[Component data from apps and pages]
----------------
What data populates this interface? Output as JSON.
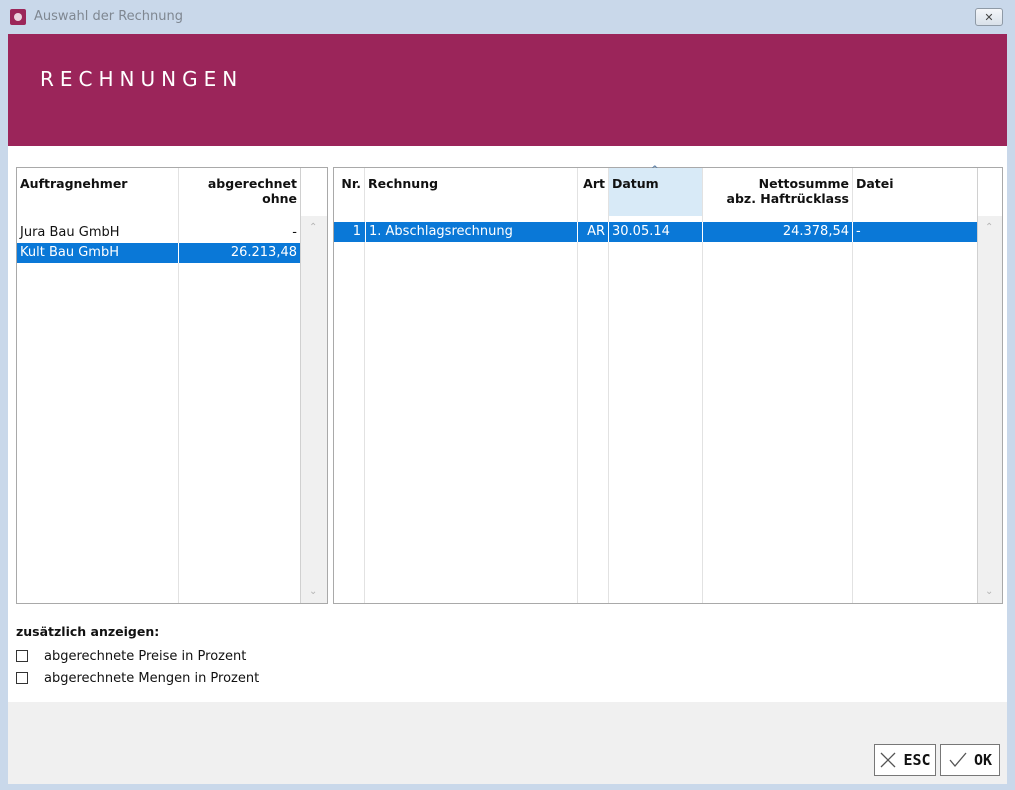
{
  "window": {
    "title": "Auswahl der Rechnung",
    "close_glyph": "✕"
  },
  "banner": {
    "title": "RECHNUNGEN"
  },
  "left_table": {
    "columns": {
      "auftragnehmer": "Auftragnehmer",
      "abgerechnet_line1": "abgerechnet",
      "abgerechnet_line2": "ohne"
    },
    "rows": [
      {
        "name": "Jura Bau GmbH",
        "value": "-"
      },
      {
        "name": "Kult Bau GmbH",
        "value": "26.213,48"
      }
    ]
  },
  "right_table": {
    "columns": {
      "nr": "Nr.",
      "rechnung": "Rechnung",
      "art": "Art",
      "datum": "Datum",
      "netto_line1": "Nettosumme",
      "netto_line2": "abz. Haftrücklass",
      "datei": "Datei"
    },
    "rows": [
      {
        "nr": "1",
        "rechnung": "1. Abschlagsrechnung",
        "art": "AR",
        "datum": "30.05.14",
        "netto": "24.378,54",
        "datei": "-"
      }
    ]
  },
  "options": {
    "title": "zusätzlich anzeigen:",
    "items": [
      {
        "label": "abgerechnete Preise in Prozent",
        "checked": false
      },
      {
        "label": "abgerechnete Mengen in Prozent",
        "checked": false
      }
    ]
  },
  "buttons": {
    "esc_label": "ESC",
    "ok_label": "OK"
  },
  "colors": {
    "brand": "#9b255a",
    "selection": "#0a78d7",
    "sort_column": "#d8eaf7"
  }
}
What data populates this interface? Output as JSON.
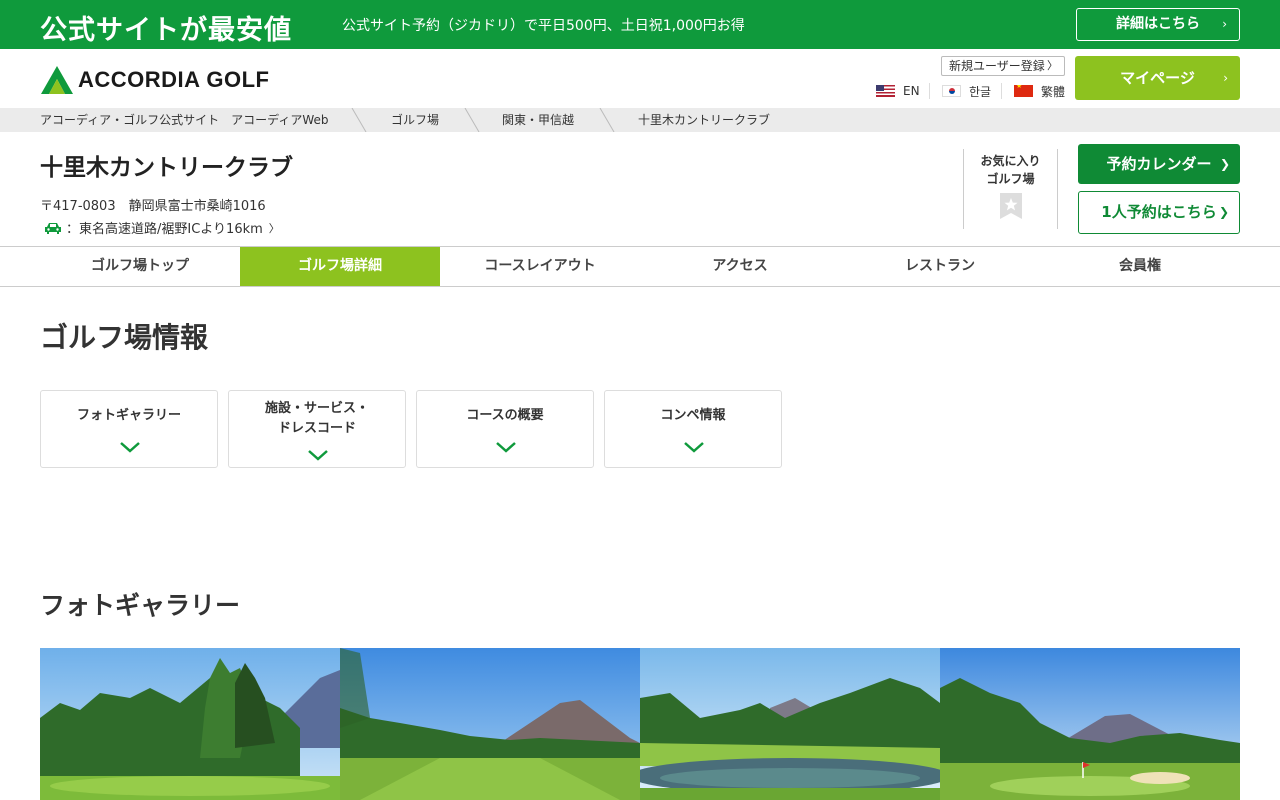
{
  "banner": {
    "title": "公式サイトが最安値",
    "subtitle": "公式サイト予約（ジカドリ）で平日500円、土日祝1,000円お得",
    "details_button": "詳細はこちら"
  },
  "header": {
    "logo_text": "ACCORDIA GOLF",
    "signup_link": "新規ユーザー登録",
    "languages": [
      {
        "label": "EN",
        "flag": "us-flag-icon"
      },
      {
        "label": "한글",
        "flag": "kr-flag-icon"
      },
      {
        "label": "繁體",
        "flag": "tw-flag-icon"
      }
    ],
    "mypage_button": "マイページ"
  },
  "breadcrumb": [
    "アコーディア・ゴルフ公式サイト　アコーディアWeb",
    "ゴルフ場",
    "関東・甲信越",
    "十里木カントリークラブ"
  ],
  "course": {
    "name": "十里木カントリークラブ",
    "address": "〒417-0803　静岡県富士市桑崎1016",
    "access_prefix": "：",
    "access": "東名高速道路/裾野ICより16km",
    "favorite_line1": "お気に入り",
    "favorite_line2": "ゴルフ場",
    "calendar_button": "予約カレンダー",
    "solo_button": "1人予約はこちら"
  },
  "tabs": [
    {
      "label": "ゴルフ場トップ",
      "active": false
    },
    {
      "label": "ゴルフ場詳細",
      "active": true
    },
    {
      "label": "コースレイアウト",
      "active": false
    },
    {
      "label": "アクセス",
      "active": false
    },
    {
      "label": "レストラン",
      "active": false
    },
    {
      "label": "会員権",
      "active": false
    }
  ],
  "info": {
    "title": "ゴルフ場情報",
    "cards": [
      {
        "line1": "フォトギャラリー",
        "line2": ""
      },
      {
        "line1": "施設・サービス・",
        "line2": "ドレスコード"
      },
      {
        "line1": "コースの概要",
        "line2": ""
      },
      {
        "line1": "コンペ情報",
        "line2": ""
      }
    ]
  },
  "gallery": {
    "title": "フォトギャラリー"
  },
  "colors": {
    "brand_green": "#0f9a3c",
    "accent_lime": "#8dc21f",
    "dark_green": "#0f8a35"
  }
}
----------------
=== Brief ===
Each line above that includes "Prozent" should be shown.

=== Answer for this exercise ===
        "label": "abgerechnete Preise in Prozent",
        "label": "abgerechnete Mengen in Prozent",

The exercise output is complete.